Key Point: Later retold in the movie blockbuster Jaws, the story of the USS Indianopolis is an important capstone to the Second World War.
There was tight security and feverish activity on the dock at the Hunters Point Navy Shipyard in San Francisco Bay around 3 am on Monday, July 16, 1945.
Two U.S. Army trucks unloaded a precious cargo—a large crate and a two-foot-long metal cylinder containing a uranium projectile and components for the “Little Boy” bomb, destined to be dropped on the Japanese city of Hiroshima and usher in the atomic age.
Moored at the dock and making ready to get underway was the fast, heavy cruiser USS Indianapolis (CA-35), commanded by 46-year-old Captain Charles B. McVay. As soon as a big gantry crane quickly lowered the cargo aboard the ship, the crate was secured to the deck and surrounded by a U.S. Marine guard, and the cylinder was placed in the flag lieutenant’s cabin.
Rear Admiral William R. Purnell, the naval member of the Manhattan Project’s Military Policy Committee, told McVay that if the ship ran into trouble the cylinder was to be saved at all costs. The ship would be carefully tracked during its voyage, and if anything happened to her, it would be known within hours.
It was a unique, top-secret assignment for the 13-year-old Indianapolis. Rushed to completion and commissioned on November 15, 1932, she and her sister ship, the USS Portland, were modifications of the Northampton-class cruisers. They were critically top heavy with new electronics, light antiaircraft weaponry, and fire control gear.

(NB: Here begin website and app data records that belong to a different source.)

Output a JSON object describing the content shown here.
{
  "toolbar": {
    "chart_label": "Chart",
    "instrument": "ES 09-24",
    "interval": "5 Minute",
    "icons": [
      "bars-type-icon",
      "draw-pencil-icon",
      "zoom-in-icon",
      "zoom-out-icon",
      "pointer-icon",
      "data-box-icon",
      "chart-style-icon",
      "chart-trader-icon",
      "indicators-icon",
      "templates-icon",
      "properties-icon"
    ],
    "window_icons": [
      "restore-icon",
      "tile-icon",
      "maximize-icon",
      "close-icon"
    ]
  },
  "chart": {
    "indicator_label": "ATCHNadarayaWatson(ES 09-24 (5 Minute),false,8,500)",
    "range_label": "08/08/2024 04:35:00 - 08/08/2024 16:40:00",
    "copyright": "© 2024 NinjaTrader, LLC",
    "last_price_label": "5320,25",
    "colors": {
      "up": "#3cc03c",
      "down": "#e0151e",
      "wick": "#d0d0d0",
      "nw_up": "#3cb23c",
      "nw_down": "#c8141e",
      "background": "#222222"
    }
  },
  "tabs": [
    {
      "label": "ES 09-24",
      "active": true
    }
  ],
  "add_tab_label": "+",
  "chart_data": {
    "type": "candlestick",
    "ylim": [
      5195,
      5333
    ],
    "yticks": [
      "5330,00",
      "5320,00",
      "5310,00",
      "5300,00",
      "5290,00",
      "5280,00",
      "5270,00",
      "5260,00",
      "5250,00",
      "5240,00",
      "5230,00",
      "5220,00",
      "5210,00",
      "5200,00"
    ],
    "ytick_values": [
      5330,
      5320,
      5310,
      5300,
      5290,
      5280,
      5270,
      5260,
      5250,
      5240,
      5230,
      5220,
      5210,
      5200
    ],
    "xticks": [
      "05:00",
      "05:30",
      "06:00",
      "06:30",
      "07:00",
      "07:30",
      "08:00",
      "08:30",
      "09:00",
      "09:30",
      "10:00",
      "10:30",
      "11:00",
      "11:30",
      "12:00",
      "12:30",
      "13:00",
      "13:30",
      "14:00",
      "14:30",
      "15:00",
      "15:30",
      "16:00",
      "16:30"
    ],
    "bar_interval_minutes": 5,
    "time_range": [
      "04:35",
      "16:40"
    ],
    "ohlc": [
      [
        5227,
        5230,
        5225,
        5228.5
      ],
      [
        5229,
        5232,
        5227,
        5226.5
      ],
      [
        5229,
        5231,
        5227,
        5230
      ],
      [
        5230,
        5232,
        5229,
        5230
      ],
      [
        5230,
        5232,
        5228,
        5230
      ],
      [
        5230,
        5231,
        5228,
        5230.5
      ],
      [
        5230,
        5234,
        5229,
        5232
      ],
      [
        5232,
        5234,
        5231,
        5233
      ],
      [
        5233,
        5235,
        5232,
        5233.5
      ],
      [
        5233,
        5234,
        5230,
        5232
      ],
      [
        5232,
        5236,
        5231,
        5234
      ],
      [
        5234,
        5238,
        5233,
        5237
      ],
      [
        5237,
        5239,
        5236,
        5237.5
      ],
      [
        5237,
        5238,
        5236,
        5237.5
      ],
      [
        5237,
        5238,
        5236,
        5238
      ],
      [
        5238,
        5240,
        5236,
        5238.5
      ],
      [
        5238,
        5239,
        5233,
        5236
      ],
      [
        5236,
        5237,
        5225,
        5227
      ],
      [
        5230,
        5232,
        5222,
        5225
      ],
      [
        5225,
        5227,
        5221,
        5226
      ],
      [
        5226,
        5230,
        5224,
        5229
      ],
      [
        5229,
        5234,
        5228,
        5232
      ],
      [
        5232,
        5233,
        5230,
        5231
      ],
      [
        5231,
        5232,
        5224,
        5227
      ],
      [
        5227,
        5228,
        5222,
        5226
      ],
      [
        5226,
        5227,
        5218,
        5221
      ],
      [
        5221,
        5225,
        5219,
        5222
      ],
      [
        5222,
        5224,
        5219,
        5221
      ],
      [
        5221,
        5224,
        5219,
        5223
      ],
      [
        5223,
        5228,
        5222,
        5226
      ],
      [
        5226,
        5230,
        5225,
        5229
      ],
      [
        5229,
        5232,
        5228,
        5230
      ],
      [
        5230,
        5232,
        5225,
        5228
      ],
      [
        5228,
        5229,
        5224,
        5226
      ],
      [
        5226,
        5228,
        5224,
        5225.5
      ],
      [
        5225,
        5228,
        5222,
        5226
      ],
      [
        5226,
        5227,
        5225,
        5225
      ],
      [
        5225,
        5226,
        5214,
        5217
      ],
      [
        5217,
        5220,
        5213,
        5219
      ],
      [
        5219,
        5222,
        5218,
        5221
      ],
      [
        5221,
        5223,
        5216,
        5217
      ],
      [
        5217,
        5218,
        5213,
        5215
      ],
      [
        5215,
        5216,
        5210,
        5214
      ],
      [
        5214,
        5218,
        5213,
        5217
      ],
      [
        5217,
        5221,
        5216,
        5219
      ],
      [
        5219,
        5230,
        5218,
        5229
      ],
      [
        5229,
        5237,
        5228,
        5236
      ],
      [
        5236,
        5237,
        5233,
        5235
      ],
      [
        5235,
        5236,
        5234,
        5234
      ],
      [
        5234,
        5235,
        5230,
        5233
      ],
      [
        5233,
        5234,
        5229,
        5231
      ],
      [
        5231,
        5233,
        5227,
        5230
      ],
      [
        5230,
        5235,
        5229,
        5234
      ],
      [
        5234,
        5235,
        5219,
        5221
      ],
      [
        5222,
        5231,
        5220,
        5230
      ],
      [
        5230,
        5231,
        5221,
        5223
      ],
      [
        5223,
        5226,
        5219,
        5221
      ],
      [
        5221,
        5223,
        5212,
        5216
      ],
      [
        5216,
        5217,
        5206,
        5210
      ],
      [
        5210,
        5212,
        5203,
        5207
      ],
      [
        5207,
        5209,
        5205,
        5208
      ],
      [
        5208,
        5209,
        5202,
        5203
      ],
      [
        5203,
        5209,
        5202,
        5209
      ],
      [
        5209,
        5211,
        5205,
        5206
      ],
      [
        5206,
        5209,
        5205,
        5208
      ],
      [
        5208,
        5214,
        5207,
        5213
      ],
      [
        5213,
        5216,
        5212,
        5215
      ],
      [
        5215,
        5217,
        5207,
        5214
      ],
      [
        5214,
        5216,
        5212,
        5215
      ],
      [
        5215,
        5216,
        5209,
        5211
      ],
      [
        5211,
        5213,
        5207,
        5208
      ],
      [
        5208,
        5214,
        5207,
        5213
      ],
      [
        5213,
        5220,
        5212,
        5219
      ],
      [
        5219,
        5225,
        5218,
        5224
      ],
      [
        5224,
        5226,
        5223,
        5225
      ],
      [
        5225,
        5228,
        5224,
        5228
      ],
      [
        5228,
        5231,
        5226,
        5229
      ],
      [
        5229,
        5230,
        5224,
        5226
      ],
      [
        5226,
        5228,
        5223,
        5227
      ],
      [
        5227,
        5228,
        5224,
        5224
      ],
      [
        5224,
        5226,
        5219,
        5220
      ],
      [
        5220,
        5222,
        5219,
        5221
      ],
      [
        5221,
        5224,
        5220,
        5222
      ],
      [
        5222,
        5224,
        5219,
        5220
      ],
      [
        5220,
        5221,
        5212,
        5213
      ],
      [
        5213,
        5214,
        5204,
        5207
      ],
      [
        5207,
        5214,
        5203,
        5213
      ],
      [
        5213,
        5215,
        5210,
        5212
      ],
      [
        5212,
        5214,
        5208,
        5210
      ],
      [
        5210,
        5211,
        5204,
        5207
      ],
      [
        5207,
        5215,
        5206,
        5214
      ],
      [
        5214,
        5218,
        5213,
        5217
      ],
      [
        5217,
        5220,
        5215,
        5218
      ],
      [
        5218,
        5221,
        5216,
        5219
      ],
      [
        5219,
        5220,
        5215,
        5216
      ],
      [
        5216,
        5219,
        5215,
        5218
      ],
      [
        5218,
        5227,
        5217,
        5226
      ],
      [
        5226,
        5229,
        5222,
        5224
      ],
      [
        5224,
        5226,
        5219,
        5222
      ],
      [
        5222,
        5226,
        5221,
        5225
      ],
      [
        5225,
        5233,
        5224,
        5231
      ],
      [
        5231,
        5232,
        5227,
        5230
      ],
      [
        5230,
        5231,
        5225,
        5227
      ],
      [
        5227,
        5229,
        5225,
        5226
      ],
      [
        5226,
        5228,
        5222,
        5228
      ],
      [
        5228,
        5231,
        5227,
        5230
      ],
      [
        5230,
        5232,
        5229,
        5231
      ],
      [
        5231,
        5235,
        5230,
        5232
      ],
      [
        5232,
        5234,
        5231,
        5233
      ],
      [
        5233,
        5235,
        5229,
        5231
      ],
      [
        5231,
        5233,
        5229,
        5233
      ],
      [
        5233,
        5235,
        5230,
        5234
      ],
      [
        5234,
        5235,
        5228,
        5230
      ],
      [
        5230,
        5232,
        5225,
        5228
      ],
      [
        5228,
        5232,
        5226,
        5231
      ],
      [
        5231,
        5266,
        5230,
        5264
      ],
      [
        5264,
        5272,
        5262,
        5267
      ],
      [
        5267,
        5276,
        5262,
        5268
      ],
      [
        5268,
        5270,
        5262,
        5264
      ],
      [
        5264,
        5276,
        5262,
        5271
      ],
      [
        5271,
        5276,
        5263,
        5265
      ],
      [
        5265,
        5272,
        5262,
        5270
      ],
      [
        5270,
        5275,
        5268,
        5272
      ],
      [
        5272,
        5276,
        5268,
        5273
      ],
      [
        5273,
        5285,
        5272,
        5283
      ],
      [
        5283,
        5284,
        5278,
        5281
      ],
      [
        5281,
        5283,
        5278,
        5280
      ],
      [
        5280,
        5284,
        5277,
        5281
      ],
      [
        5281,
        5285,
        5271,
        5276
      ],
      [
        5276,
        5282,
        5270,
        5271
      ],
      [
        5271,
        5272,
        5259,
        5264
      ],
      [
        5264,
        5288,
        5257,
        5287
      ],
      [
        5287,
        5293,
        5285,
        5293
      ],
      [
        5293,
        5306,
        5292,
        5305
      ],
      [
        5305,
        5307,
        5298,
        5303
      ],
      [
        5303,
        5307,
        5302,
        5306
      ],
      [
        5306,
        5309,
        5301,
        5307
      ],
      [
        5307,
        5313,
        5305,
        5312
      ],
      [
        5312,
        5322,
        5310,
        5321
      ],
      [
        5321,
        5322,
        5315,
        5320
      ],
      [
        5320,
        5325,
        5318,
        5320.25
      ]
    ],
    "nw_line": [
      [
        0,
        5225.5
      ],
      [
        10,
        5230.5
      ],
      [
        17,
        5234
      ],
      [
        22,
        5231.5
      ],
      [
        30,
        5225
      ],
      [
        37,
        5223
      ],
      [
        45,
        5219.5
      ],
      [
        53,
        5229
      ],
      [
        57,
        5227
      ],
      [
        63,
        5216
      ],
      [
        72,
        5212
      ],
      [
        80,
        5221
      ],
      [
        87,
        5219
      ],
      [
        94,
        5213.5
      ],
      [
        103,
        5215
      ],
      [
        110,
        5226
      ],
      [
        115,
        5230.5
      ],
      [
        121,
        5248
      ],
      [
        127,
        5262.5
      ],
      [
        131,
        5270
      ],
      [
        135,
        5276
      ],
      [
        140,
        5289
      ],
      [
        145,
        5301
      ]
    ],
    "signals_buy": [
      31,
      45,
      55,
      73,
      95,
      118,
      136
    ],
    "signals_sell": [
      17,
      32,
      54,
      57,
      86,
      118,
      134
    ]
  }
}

With a complement of 1,196 officers and sailors, the Indianapolis displaced 9,800 tons, was 610 feet long, and had a top speed of 32.5 knots. Her armament included nine 8-inch guns, eight 5-inch dual-purpose guns, and two 3-pounder guns. Though a “treaty cruiser” with some design deficiencies like others of the Northampton class, the Indianapolis was a proud member of the U.S. Fleet. She boasted a handsome teak quarterdeck before being stripped for war and had an enviable reputation for sharp ceremonies and honors performed by her Marine Corps detachment.